2012 may be the year of the harmonium, an old instrument now being used in new ways. The instrument had fallen into disuse in recent years, relegated to tag sales and the back rows of orchestras (behind the drums, behind the curtain), so it’s wonderful to hear it being used so creatively. Sigbjørn Apeland laid the groundwork, but Cameron Webb (Seaworthy) builds the next level. On Bellows and Breath (a fine title!), the harmonium is blended with melodica, found sounds and processing to create an elegant coat of sound.
The watery samples of “Bellows Whispered Breath” are worthy of the artist’s nom-de-plume, setting the mood. A neo-classical mood is swiftly established, with drawn-out tones and drones operating as cooperating sails. The inclusion of birdsong at the end intimates that the ship has reached land. This kindness of spirit continues throughout the album. Bellows and Breath is benign, a kind exploration of nearby waters rather than a trip into the abyss. The tone gathers the listener in, inviting him on deck to watch the rolling waves.
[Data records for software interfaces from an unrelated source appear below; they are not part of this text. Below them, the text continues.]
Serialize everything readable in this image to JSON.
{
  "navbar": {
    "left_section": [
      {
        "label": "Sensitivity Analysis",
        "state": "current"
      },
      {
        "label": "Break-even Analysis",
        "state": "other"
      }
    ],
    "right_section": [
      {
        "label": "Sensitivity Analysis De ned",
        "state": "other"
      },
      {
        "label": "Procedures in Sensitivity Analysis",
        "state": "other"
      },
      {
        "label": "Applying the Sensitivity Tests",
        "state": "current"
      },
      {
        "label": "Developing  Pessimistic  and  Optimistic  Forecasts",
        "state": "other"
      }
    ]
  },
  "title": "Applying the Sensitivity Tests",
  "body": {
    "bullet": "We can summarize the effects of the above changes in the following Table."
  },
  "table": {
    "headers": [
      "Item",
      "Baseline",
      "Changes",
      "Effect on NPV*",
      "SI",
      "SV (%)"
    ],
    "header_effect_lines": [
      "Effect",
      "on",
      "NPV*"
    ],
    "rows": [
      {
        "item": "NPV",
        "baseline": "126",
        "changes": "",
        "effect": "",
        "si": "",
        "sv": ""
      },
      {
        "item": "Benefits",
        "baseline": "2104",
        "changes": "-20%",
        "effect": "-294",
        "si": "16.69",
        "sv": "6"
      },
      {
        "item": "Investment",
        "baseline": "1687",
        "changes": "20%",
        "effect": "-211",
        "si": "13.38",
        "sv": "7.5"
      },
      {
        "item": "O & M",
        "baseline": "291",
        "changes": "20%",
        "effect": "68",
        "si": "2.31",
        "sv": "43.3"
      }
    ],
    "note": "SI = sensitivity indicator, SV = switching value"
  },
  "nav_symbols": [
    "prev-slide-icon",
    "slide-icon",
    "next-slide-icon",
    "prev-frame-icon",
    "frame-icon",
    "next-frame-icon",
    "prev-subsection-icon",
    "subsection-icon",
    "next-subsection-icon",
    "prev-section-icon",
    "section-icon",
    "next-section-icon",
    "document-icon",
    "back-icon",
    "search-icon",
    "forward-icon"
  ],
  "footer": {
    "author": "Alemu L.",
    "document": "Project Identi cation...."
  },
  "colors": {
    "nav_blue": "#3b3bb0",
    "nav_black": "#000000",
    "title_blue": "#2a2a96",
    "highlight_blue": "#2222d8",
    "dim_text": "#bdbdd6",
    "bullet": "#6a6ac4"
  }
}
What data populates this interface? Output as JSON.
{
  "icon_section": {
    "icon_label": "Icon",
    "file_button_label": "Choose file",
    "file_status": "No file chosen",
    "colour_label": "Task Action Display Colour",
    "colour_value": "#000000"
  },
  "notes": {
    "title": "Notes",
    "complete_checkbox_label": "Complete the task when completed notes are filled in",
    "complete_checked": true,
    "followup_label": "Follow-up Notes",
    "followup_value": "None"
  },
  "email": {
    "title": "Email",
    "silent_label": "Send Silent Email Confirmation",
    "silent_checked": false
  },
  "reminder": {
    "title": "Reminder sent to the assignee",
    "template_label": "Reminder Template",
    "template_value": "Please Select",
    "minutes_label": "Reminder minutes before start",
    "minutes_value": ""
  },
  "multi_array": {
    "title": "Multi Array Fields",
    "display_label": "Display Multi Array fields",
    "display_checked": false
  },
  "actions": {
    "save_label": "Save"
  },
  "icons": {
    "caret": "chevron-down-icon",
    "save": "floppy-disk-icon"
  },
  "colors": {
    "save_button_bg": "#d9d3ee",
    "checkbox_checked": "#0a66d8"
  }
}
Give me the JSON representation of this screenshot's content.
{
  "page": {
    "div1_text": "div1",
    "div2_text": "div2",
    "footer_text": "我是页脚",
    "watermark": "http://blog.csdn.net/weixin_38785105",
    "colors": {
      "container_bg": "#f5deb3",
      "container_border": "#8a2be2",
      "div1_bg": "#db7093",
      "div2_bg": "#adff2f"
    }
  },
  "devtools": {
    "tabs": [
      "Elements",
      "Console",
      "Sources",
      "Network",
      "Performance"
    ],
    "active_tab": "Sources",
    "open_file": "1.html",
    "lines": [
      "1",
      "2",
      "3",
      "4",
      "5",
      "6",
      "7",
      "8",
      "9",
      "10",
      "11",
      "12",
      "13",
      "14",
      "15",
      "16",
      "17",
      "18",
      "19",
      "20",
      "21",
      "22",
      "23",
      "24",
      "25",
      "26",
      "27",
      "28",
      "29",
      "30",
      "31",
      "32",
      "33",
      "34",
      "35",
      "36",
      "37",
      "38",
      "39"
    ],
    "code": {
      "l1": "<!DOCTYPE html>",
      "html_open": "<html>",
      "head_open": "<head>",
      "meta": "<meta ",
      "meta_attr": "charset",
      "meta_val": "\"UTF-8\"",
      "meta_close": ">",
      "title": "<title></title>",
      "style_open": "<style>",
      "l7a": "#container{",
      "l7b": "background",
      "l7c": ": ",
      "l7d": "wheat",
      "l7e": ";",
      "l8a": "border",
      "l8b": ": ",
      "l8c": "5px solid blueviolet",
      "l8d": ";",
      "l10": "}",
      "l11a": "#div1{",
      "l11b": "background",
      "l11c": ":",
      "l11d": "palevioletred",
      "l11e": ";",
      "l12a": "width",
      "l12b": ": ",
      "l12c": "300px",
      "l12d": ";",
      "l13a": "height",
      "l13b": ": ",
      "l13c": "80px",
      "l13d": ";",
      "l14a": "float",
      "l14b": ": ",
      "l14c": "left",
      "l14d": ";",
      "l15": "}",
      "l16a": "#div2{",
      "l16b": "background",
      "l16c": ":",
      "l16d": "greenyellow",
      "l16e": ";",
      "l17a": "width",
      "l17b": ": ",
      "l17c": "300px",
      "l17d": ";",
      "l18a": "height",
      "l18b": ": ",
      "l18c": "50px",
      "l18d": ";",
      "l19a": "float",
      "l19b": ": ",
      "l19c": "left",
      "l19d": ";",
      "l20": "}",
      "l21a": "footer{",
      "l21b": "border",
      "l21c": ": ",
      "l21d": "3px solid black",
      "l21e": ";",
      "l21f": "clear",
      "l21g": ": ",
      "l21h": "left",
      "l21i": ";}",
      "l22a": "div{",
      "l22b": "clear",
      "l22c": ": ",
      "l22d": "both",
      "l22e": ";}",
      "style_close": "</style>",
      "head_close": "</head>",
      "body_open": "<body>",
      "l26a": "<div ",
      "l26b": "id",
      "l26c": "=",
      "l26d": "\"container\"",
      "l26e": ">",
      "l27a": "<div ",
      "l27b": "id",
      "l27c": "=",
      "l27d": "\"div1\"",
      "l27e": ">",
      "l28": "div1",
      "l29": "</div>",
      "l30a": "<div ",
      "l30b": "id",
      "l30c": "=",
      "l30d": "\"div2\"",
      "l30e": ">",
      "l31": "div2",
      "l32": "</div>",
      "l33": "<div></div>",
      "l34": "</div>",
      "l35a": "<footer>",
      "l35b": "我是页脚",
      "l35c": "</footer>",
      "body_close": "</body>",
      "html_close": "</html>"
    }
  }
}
On “Breathe Deep”, one imagines the deck and the quiet journey. It’s amazing to hear how easily Webb has made the transition from guitar to a new (old) instrument. The shimmering is still present, albeit with a new brightness, like that of light on underwater gills. Because a harmonium produces elongated notes, no studio wizardry is needed; it already sounds like reverb. Not that Webb has completely deserted the guitar; it makes its first clear appearance on “Rattled Rushes” before ceding the deck to an older captain, returning to the wheel a couple tracks later. But because this album is about bellows and breath, these sounds dominate: intentional air, producing splendid sonorities. By the end of the album, one no longer notices the rarity of the instrumental combination; it’s enough to bask in their warmth. (Richard Allen)